Has anyone tried transporting two canoes (each 16 ft long) in the bed of a truck with one overlapping the other? I have a bed extender that I think will allow me to do this. I just don’t want to buy expensive racks to put onto my truck. If anyone has any ideas please let me know. Thanks
Don’t forget the red flags
I haven’t done two 16 footers
But for short distances I often carry a 15’ and 14’ solo and I’ve carried a 17’ canoe in the back as well. It’s not bad with the shorter boats, but I wouldn’t want to drive very far with the the longer canoe.
You don’t need expensive racks…
Here is what I did for my pickup truck when I had it.
I purchased a single bar that fit over the cab from Walmart. I am sure someone still has them. I think it was around $25.
For the stern, I welded a piece of 1.5" black iron pipe to a hitch coupler(fits in a reese hitch). I put a floor flange on top of pipe(flat side up). Into that using 2 pieces of pipe that just fits inside the 1.5", using a pipe coupler between the two pieces as a bearing that rode on the floor flange that took that up to almost the same height as the cross bar on the truck cab.

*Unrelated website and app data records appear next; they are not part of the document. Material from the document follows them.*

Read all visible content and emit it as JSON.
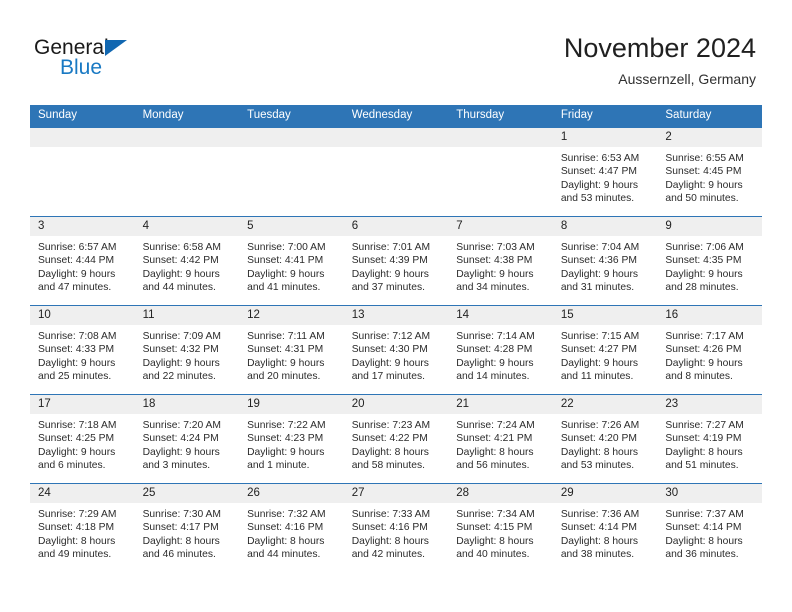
{
  "brand": {
    "name_part1": "General",
    "name_part2": "Blue",
    "triangle_icon": "triangle-icon",
    "accent_dark": "#1167b1",
    "accent_blue": "#1979c3"
  },
  "header": {
    "title": "November 2024",
    "subtitle": "Aussernzell, Germany"
  },
  "theme": {
    "header_blue": "#2e75b6",
    "band_gray": "#efefef",
    "text": "#222222"
  },
  "calendar": {
    "weekday_headers": [
      "Sunday",
      "Monday",
      "Tuesday",
      "Wednesday",
      "Thursday",
      "Friday",
      "Saturday"
    ],
    "weeks": [
      [
        {
          "day": "",
          "sunrise": "",
          "sunset": "",
          "daylight_line1": "",
          "daylight_line2": "",
          "empty": true
        },
        {
          "day": "",
          "sunrise": "",
          "sunset": "",
          "daylight_line1": "",
          "daylight_line2": "",
          "empty": true
        },
        {
          "day": "",
          "sunrise": "",
          "sunset": "",
          "daylight_line1": "",
          "daylight_line2": "",
          "empty": true
        },
        {
          "day": "",
          "sunrise": "",
          "sunset": "",
          "daylight_line1": "",
          "daylight_line2": "",
          "empty": true
        },
        {
          "day": "",
          "sunrise": "",
          "sunset": "",
          "daylight_line1": "",
          "daylight_line2": "",
          "empty": true
        },
        {
          "day": "1",
          "sunrise": "Sunrise: 6:53 AM",
          "sunset": "Sunset: 4:47 PM",
          "daylight_line1": "Daylight: 9 hours",
          "daylight_line2": "and 53 minutes.",
          "empty": false
        },
        {
          "day": "2",
          "sunrise": "Sunrise: 6:55 AM",
          "sunset": "Sunset: 4:45 PM",
          "daylight_line1": "Daylight: 9 hours",
          "daylight_line2": "and 50 minutes.",
          "empty": false
        }
      ],
      [
        {
          "day": "3",
          "sunrise": "Sunrise: 6:57 AM",
          "sunset": "Sunset: 4:44 PM",
          "daylight_line1": "Daylight: 9 hours",
          "daylight_line2": "and 47 minutes.",
          "empty": false
        },
        {
          "day": "4",
          "sunrise": "Sunrise: 6:58 AM",
          "sunset": "Sunset: 4:42 PM",
          "daylight_line1": "Daylight: 9 hours",
          "daylight_line2": "and 44 minutes.",
          "empty": false
        },
        {
          "day": "5",
          "sunrise": "Sunrise: 7:00 AM",
          "sunset": "Sunset: 4:41 PM",
          "daylight_line1": "Daylight: 9 hours",
          "daylight_line2": "and 41 minutes.",
          "empty": false
        },
        {
          "day": "6",
          "sunrise": "Sunrise: 7:01 AM",
          "sunset": "Sunset: 4:39 PM",
          "daylight_line1": "Daylight: 9 hours",
          "daylight_line2": "and 37 minutes.",
          "empty": false
        },
        {
          "day": "7",
          "sunrise": "Sunrise: 7:03 AM",
          "sunset": "Sunset: 4:38 PM",
          "daylight_line1": "Daylight: 9 hours",
          "daylight_line2": "and 34 minutes.",
          "empty": false
        },
        {
          "day": "8",
          "sunrise": "Sunrise: 7:04 AM",
          "sunset": "Sunset: 4:36 PM",
          "daylight_line1": "Daylight: 9 hours",
          "daylight_line2": "and 31 minutes.",
          "empty": false
        },
        {
          "day": "9",
          "sunrise": "Sunrise: 7:06 AM",
          "sunset": "Sunset: 4:35 PM",
          "daylight_line1": "Daylight: 9 hours",
          "daylight_line2": "and 28 minutes.",
          "empty": false
        }
      ],
      [
        {
          "day": "10",
          "sunrise": "Sunrise: 7:08 AM",
          "sunset": "Sunset: 4:33 PM",
          "daylight_line1": "Daylight: 9 hours",
          "daylight_line2": "and 25 minutes.",
          "empty": false
        },
        {
          "day": "11",
          "sunrise": "Sunrise: 7:09 AM",
          "sunset": "Sunset: 4:32 PM",
          "daylight_line1": "Daylight: 9 hours",
          "daylight_line2": "and 22 minutes.",
          "empty": false
        },
        {
          "day": "12",
          "sunrise": "Sunrise: 7:11 AM",
          "sunset": "Sunset: 4:31 PM",
          "daylight_line1": "Daylight: 9 hours",
          "daylight_line2": "and 20 minutes.",
          "empty": false
        },
        {
          "day": "13",
          "sunrise": "Sunrise: 7:12 AM",
          "sunset": "Sunset: 4:30 PM",
          "daylight_line1": "Daylight: 9 hours",
          "daylight_line2": "and 17 minutes.",
          "empty": false
        },
        {
          "day": "14",
          "sunrise": "Sunrise: 7:14 AM",
          "sunset": "Sunset: 4:28 PM",
          "daylight_line1": "Daylight: 9 hours",
          "daylight_line2": "and 14 minutes.",
          "empty": false
        },
        {
          "day": "15",
          "sunrise": "Sunrise: 7:15 AM",
          "sunset": "Sunset: 4:27 PM",
          "daylight_line1": "Daylight: 9 hours",
          "daylight_line2": "and 11 minutes.",
          "empty": false
        },
        {
          "day": "16",
          "sunrise": "Sunrise: 7:17 AM",
          "sunset": "Sunset: 4:26 PM",
          "daylight_line1": "Daylight: 9 hours",
          "daylight_line2": "and 8 minutes.",
          "empty": false
        }
      ],
      [
        {
          "day": "17",
          "sunrise": "Sunrise: 7:18 AM",
          "sunset": "Sunset: 4:25 PM",
          "daylight_line1": "Daylight: 9 hours",
          "daylight_line2": "and 6 minutes.",
          "empty": false
        },
        {
          "day": "18",
          "sunrise": "Sunrise: 7:20 AM",
          "sunset": "Sunset: 4:24 PM",
          "daylight_line1": "Daylight: 9 hours",
          "daylight_line2": "and 3 minutes.",
          "empty": false
        },
        {
          "day": "19",
          "sunrise": "Sunrise: 7:22 AM",
          "sunset": "Sunset: 4:23 PM",
          "daylight_line1": "Daylight: 9 hours",
          "daylight_line2": "and 1 minute.",
          "empty": false
        },
        {
          "day": "20",
          "sunrise": "Sunrise: 7:23 AM",
          "sunset": "Sunset: 4:22 PM",
          "daylight_line1": "Daylight: 8 hours",
          "daylight_line2": "and 58 minutes.",
          "empty": false
        },
        {
          "day": "21",
          "sunrise": "Sunrise: 7:24 AM",
          "sunset": "Sunset: 4:21 PM",
          "daylight_line1": "Daylight: 8 hours",
          "daylight_line2": "and 56 minutes.",
          "empty": false
        },
        {
          "day": "22",
          "sunrise": "Sunrise: 7:26 AM",
          "sunset": "Sunset: 4:20 PM",
          "daylight_line1": "Daylight: 8 hours",
          "daylight_line2": "and 53 minutes.",
          "empty": false
        },
        {
          "day": "23",
          "sunrise": "Sunrise: 7:27 AM",
          "sunset": "Sunset: 4:19 PM",
          "daylight_line1": "Daylight: 8 hours",
          "daylight_line2": "and 51 minutes.",
          "empty": false
        }
      ],
      [
        {
          "day": "24",
          "sunrise": "Sunrise: 7:29 AM",
          "sunset": "Sunset: 4:18 PM",
          "daylight_line1": "Daylight: 8 hours",
          "daylight_line2": "and 49 minutes.",
          "empty": false
        },
        {
          "day": "25",
          "sunrise": "Sunrise: 7:30 AM",
          "sunset": "Sunset: 4:17 PM",
          "daylight_line1": "Daylight: 8 hours",
          "daylight_line2": "and 46 minutes.",
          "empty": false
        },
        {
          "day": "26",
          "sunrise": "Sunrise: 7:32 AM",
          "sunset": "Sunset: 4:16 PM",
          "daylight_line1": "Daylight: 8 hours",
          "daylight_line2": "and 44 minutes.",
          "empty": false
        },
        {
          "day": "27",
          "sunrise": "Sunrise: 7:33 AM",
          "sunset": "Sunset: 4:16 PM",
          "daylight_line1": "Daylight: 8 hours",
          "daylight_line2": "and 42 minutes.",
          "empty": false
        },
        {
          "day": "28",
          "sunrise": "Sunrise: 7:34 AM",
          "sunset": "Sunset: 4:15 PM",
          "daylight_line1": "Daylight: 8 hours",
          "daylight_line2": "and 40 minutes.",
          "empty": false
        },
        {
          "day": "29",
          "sunrise": "Sunrise: 7:36 AM",
          "sunset": "Sunset: 4:14 PM",
          "daylight_line1": "Daylight: 8 hours",
          "daylight_line2": "and 38 minutes.",
          "empty": false
        },
        {
          "day": "30",
          "sunrise": "Sunrise: 7:37 AM",
          "sunset": "Sunset: 4:14 PM",
          "daylight_line1": "Daylight: 8 hours",
          "daylight_line2": "and 36 minutes.",
          "empty": false
        }
      ]
    ]
  }
}
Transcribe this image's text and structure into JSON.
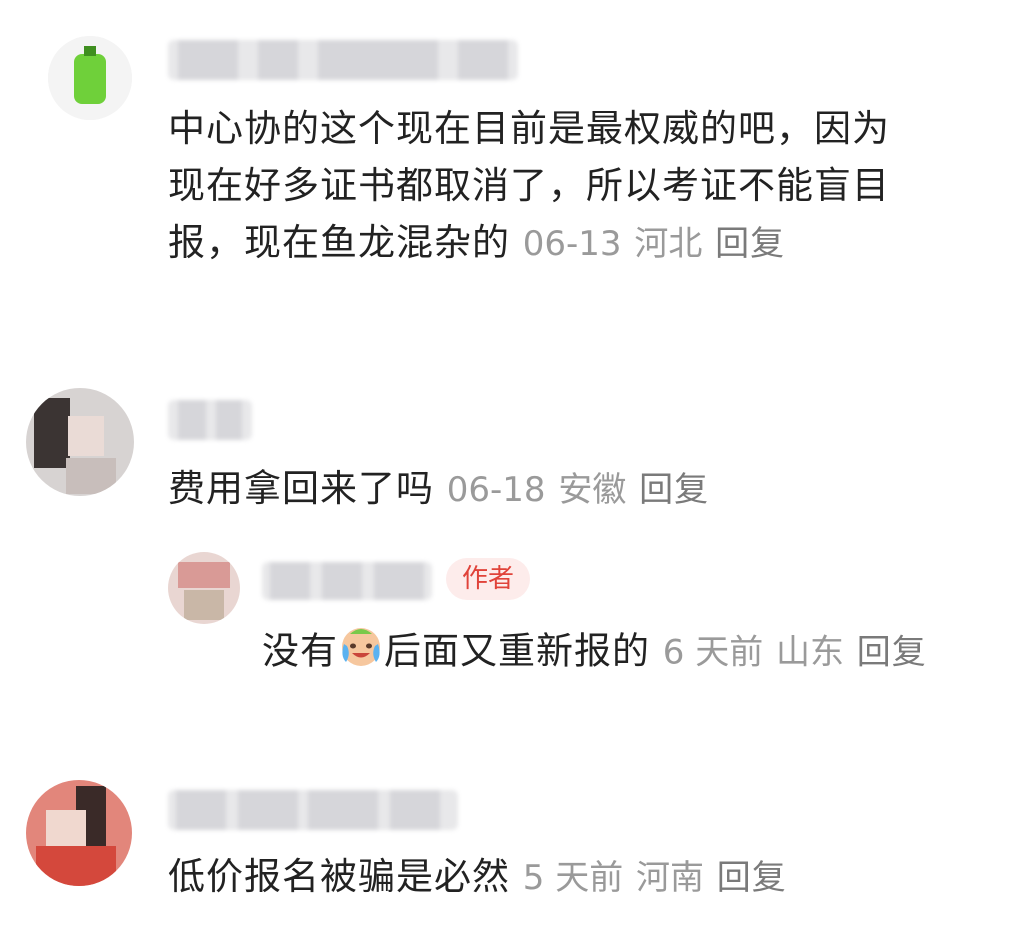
{
  "comments": [
    {
      "text": "中心协的这个现在目前是最权威的吧，因为现在好多证书都取消了，所以考证不能盲目报，现在鱼龙混杂的",
      "lines": [
        "中心协的这个现在目前是最权威的吧，因为",
        "现在好多证书都取消了，所以考证不能盲目",
        "报，现在鱼龙混杂的"
      ],
      "date": "06-13",
      "location": "河北",
      "reply": "回复"
    },
    {
      "text": "费用拿回来了吗",
      "date": "06-18",
      "location": "安徽",
      "reply": "回复",
      "sub_reply": {
        "author_tag": "作者",
        "text_before": "没有",
        "emoji": "crying-laughing-emoji",
        "text_after": "后面又重新报的",
        "date": "6 天前",
        "location": "山东",
        "reply": "回复"
      }
    },
    {
      "text": "低价报名被骗是必然",
      "date": "5 天前",
      "location": "河南",
      "reply": "回复"
    }
  ],
  "colors": {
    "text": "#222222",
    "meta": "#9a9a9a",
    "author_tag_bg": "#fdeceb",
    "author_tag_text": "#e0433a"
  }
}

On top of that I put another floor flange and bolted that to a heavy board wide enough to support the canoes.
Here is a rough drawing of the T bar for the hitch..
So at the back of the truck I had a T that would stick into the reese hitch. The trick is assembling it then cutting the bottom of the T before welding it up to get the right height. To lock it in place I drilled and tapped 2 holes in the 1.5" pipe and put bolts in. I built it this way so I could disassemble it for storage.
Here is a rough drawing of the T bar support.
For the roof top.. something like this.
only just use one....
GK had 3 kayaks in his pick-up
this weekend. That was a load.
Do it all the time
I found I can tilt the canoes so the wheel wells go inside the hulls somewhat, with the bottoms of the canoes kissing each other at the center. Also, I frequently place one canoe to one side fully against the wheel well, then the canoe upside down, flat on the bed. Then lay the other at an angle resting on the first. I go anywhere any distance and I do it a lot. Got the same extend-a-bar set up I believe. And to top it all off, I sometimes throw a third one on the pile.
That ain’t nuttin’
I've had 8 rec kayaks 11'-6" to 15' all bungeed in and never lost one yet.
I also hauled an 18' Coleman canoe once in my SB F-150 and used a 90# bag of sand as a counter weight in the bow then bungeed the thing in. No problem.
Thanks for the input. I just wanted to make sure that I wasn’t thinking about doing something crazy. I’m first going to try laying both canoes in the bed of my truck the way the previous responder said. This will save me from buying the typical racks for the cab and bed that will cost around $500. It will also be a lot easier to load and unload the canoes from the bed.
Zenrider has the right idea…
But to keep from ruining either of the canoes’ finish I put some foam blocks at the contact points of the two canoes and strap everything in tight. When done properly you can drive 70 mph on the interstate without any problems. I don’t worry about the gunwales on my canoes; since they’re vinyl I consider them sacrificial. If hauling other folks canoes then I’ll use extra foam at the gunwales/truckbed contact points. Either way, I’ve never lost or scratched a canoe while they were being transported in this manner.